_Directions for this task:_ Wherever "Meningkatkan" turns up in the entries, copy out the line that holds it.

================================

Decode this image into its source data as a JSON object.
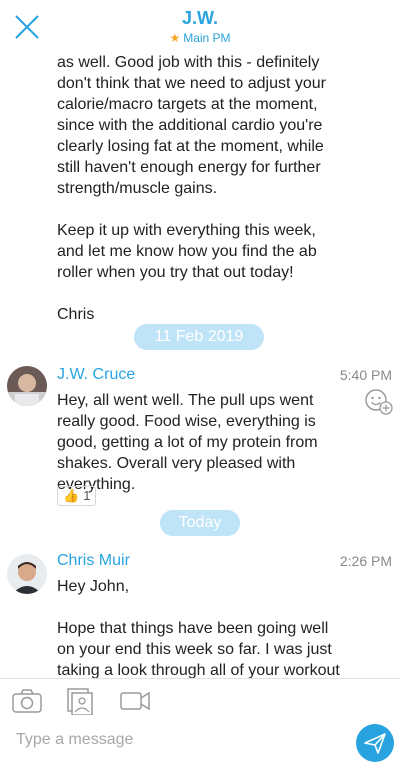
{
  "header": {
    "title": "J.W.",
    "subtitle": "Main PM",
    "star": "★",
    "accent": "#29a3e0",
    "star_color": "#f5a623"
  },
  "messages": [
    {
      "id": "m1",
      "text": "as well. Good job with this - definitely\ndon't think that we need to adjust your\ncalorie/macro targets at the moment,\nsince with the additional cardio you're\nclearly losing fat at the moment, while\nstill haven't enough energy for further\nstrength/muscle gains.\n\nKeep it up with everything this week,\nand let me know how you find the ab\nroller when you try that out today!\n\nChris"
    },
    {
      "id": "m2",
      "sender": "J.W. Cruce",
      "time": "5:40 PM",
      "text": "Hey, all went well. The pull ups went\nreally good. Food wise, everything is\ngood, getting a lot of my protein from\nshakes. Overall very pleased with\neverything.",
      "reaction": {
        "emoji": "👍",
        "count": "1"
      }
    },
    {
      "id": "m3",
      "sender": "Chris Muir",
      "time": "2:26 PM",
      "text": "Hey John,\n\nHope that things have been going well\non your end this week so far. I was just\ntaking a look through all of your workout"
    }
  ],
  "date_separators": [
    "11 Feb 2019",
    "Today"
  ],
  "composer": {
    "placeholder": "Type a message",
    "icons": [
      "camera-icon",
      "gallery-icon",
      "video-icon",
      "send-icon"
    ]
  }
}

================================

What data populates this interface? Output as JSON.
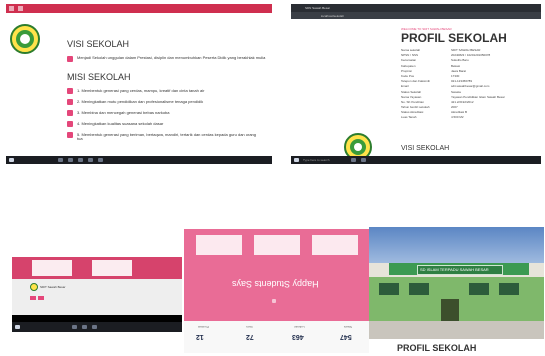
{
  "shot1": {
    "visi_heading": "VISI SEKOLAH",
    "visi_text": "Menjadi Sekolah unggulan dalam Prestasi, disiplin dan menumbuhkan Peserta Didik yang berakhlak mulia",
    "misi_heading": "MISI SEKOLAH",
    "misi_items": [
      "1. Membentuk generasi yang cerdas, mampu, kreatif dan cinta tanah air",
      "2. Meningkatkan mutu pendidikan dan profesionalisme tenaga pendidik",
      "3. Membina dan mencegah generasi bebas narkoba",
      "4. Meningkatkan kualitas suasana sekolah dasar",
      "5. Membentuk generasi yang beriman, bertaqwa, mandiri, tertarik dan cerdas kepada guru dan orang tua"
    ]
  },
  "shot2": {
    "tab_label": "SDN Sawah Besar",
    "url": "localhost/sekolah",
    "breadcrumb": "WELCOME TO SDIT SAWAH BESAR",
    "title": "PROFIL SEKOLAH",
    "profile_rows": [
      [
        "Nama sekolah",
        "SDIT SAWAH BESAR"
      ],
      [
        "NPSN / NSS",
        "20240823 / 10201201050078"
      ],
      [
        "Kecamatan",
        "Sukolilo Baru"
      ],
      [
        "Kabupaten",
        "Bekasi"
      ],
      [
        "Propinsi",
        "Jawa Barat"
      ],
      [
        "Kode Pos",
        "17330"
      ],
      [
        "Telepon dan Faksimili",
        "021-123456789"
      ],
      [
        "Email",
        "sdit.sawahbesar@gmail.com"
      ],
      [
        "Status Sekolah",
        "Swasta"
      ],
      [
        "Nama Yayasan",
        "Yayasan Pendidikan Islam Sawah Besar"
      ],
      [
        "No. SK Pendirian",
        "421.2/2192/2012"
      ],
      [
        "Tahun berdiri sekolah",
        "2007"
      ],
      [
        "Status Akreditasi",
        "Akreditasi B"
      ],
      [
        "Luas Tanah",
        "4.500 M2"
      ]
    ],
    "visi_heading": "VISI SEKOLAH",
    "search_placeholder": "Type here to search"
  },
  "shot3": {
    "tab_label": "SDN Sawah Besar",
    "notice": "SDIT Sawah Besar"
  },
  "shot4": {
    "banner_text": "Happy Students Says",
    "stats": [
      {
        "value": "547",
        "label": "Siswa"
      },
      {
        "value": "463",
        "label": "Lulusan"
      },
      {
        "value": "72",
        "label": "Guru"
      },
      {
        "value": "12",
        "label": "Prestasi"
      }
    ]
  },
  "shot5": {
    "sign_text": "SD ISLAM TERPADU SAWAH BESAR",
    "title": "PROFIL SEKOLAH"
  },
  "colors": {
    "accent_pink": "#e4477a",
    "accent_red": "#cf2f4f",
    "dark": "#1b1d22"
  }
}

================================

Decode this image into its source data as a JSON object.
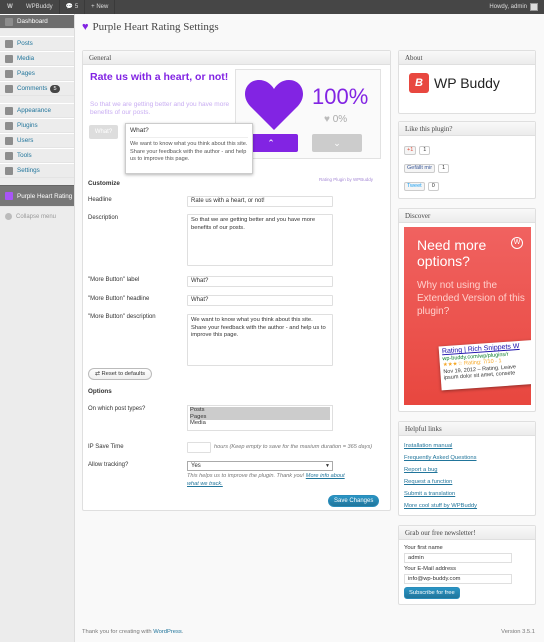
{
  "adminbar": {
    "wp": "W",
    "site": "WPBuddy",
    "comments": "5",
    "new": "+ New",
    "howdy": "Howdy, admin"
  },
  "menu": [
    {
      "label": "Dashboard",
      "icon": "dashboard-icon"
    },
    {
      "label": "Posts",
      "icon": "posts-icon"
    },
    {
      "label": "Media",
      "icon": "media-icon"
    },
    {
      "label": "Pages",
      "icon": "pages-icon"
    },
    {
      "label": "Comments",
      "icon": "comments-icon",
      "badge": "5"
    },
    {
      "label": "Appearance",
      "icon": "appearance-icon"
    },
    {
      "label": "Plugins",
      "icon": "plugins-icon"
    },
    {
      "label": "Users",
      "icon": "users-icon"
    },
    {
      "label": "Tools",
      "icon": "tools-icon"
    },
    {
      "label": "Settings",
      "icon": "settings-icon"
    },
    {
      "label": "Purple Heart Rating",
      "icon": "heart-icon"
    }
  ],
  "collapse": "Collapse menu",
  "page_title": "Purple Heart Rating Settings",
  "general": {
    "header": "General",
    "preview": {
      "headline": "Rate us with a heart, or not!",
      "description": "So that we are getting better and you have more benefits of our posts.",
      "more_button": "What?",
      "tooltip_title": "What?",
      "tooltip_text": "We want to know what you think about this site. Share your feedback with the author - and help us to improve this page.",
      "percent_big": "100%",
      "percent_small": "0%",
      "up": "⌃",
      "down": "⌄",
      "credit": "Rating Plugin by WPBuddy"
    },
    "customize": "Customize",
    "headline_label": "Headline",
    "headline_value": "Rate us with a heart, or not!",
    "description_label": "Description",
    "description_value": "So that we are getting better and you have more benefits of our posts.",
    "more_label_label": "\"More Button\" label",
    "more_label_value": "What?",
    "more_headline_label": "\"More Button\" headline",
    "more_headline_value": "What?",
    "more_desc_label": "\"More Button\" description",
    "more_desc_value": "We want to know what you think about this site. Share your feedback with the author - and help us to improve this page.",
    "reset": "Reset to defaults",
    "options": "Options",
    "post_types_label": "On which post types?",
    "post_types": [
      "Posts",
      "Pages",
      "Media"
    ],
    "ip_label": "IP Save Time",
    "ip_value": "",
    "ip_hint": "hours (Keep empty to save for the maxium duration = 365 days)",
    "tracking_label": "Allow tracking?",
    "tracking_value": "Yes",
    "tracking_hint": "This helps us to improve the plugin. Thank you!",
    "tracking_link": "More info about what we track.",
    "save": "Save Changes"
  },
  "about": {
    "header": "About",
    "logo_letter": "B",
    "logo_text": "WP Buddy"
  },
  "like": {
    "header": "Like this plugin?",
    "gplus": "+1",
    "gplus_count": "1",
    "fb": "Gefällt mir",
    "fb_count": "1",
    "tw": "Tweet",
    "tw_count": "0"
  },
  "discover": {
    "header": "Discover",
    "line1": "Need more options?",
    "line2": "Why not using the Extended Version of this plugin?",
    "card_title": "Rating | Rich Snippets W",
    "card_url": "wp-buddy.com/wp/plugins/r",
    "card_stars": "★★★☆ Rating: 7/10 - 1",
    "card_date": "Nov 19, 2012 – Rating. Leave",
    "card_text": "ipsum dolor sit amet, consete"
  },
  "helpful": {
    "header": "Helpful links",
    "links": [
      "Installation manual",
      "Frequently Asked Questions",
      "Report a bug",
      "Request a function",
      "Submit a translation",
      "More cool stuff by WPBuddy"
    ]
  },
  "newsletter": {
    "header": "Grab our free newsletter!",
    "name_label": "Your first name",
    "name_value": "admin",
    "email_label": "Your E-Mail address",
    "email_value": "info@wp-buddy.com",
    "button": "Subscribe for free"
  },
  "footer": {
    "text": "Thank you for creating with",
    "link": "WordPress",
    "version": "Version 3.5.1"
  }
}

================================

_Final answer:_
      "2. Meningkatkan mutu pendidikan dan profesionalisme tenaga pendidik",
      "4. Meningkatkan kualitas suasana sekolah dasar",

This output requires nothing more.